“What a naughty boy to swear!” exclaimed the widow at last. “Now I must give you a lecture since I have the chance.”
“Bless her mischievous eyes!” cried the major, with delight in every feature of his face. “You shall give me as many lectures as you plase.”
“You must be good, then, Toby, if you are to be my husband. You must not play billiards for money any more.”
“No billiards! Why, pool is worth three or four pound a wake to me.”
“It doesn’t matter. No billiards and no cards, and no racing and no betting. Toby must be very good and behave as a distinguished soldier should do.”
“What are you afther at all?” the major cried. “Sure if I am to give up me pool and whist, how is a distinguished soldier, and, above all, a distinguished soldier’s wife, going to live?”
“We’ll manage, dear,” she said, looking roguishly up into his face.
“I told you that my money was all in the Agra Bank that broke.”
“You did, worse luck!”
“But I didn’t tell you that I had drawn it all out before it broke, Toby dear. It was too bad to put you to such a trial, wasn’t it? but really I couldn’t resist the temptation. Toby shall have money enough without betting, and he shall settle down and tell his stories, and do what he likes without anything to bother him.”
“Bless her heart!” cried the major fervently; and the battered old Bohemian, as he stooped over and kissed her, felt a tear spring to his eyes as he knew that he had come into harbour after life’s stormy tossings.
“No billiards or cards for three months, then,” said the little woman firmly, with her hands round his arm. “None at all mind! I am going into Hampshire on a visit to my cousins in the country, and you shall not see me for that time, though you may write. If you can give me your word of honour when I come back that you’ve given up your naughty ways, why then—”

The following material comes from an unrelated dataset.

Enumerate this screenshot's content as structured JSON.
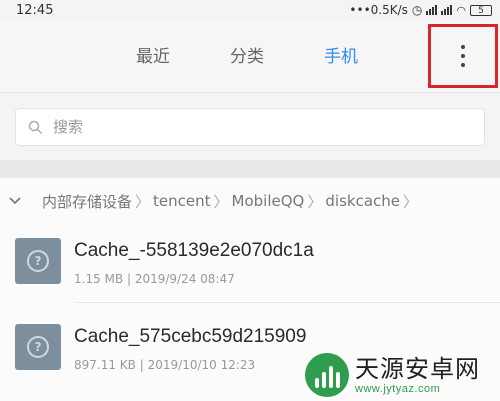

“Wait till then and you’ll see,” she said, with a merry laugh. “No, really, I won’t stay another moment. Whatever will the guests say? I must, Toby; I really must—” Away she tripped, while the major remained standing where she had left him, feeling a better man than he had done since he was a young ensign and kissed his mother for the last time at the Portsmouth jetty before the great transport carried him off to India.
Everything in the world must have an end, and Mrs. Scully’s dance was no exception to the rule. The day was breaking, however, before the last guests had muffled themselves up and the last hansom dashed away from the door. The major lingered behind to bid farewell, and then rejoined his German friend, who had been compelled to wait at the door for the latchkey.
“Look here, major,” the latter said, when they came into their room, “is it well to tell a Brussian gentleman to go to the devil? You have much offended me. Truly I was surprised that you should have so spoken!”
“Me dear friend,” the old soldier answered, shaking his hand, “I would not hurt your feelings for the world. Bedad, if I come into the room while you are proposing to a lady, you are welcome to use the strongest German verb to me that you can lay your tongue to.”
“You have probosed, then?” cried the good-natured German, forgetting all about his grievance in an instant.
“And been took—received by her?”
“Dat Is gloriful!” Von Baumser cried, clapping his hands. “Three hochs for Frau Scully, and another one for Frau Clutterbuck. We must drink a drink on it; we truly must.”
“So we shall, me boy, but it’s time we turned in now. She’s a good woman, and she plays a good hand at whist. Ged! she cleared the trumps and made her long suit to-night as well as ever I saw it done in me life!” With which characteristic piece of eulogy the major bade his comrade good night and retired to his room.